Below is the text of Mr Major’s comments on the European Union, made in an interview on 27th January 1995.
[Mr Major was asked about the increasing concern of people about the European Union].
I don’t think that is wholly true but it is certainly true that the debate has changed and the debate has grown but I think that is a result of two things. It is the result of the Maastricht Treaty and it is the result of changing oratory amongst some of our continental partners who have raised a more centralist vision of Europe that is not attractive to most of the British people. If those fears had been raised some time ago, then I think you would have had the same debate some time ago.
I think many of those fears are overdone. I think the high tide of centralism, of
federalism as I have called it, in Europe has reached its zenith and is now declining.
Of course, there are some things that we will all be involved in but you cannot have
fifteen now, in due course twenty-
There is a serious, rational debate to be had about all those issues. I think we are entering into this debate. We will have to consider all these issues as we prepare for the intergovernmental conference and that is what we have started to do.
[Mr Major was asked whether he was a European].
It depends what you mean by a European.
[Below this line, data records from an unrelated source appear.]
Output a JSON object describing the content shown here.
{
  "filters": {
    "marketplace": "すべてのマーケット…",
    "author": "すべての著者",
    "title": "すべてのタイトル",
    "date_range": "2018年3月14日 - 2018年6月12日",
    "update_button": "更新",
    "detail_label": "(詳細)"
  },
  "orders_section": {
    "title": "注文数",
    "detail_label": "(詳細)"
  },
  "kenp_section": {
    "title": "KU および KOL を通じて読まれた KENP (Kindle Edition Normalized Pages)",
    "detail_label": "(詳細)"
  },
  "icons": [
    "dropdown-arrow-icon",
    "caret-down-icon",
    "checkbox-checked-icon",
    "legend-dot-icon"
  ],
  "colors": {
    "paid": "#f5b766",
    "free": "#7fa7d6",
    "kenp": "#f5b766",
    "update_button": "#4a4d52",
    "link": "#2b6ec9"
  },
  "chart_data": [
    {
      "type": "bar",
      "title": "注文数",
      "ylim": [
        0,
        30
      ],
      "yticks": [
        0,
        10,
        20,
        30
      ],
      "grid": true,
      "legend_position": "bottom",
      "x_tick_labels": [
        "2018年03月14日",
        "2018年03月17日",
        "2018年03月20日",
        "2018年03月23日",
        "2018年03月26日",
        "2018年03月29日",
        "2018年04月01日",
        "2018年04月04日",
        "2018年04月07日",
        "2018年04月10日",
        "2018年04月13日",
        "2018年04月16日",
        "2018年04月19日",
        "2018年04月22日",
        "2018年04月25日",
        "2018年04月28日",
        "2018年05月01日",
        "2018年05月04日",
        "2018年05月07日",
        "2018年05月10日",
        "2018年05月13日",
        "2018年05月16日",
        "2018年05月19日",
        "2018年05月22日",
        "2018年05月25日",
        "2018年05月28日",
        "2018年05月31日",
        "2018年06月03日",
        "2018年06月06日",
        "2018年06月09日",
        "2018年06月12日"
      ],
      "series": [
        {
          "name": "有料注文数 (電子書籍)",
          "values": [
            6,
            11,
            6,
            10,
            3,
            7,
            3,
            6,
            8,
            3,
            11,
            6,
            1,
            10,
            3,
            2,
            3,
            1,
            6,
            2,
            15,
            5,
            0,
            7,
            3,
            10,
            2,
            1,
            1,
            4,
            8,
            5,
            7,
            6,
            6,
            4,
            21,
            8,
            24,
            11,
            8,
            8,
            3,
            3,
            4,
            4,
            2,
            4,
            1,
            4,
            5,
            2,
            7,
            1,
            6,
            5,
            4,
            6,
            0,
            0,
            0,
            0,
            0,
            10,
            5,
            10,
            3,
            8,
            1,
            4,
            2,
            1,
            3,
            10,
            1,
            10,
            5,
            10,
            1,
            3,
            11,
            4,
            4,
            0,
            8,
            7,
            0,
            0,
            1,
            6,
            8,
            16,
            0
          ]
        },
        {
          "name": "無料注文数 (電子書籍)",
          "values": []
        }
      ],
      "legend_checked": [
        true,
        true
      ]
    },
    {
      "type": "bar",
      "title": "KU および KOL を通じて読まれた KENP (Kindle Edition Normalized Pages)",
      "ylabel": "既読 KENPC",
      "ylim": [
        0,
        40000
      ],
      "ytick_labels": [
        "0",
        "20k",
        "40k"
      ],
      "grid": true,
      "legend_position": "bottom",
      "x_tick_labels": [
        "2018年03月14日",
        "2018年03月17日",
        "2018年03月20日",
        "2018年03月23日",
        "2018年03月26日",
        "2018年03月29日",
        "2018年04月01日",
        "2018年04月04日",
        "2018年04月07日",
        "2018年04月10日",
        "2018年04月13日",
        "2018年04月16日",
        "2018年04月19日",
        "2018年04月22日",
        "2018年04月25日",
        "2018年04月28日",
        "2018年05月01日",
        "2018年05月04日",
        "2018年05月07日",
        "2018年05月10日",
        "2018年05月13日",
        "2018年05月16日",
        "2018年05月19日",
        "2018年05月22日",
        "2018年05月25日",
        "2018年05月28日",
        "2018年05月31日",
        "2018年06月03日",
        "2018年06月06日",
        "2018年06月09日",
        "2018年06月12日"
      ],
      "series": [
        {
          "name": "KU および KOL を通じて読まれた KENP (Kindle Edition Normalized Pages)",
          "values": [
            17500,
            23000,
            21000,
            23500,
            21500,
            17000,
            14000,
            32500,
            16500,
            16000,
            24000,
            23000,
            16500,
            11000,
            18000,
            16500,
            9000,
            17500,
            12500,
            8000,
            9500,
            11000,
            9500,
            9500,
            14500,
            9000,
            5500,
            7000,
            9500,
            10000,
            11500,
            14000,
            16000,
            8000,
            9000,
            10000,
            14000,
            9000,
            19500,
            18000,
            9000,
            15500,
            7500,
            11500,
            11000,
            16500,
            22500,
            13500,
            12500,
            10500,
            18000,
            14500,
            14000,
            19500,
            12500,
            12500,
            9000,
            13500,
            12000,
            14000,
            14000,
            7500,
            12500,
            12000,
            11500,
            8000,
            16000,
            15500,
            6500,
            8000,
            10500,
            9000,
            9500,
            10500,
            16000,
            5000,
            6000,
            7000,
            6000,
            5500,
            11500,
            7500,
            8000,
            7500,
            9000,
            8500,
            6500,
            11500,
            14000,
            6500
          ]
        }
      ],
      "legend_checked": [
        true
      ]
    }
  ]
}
With respect, I think that is the sort of
question that pins false labels on people. If you were to say to me, “Do you believe
we should be a member of the European Union and do you believe on balance it is in
Britain’s interest?”, I would say yes. If you were to say, “Do you believe in all
the centralising tendencies that have come out of the Commission and some of our
partners?”, I would say no; and if they said: “What is your gut instinct? When you
think of yourself, do you think of yourself as British or do you think of yourself
as European?”, I would think of myself as British, but that doesn’t mean that I don’t
want Britain to play a part in it -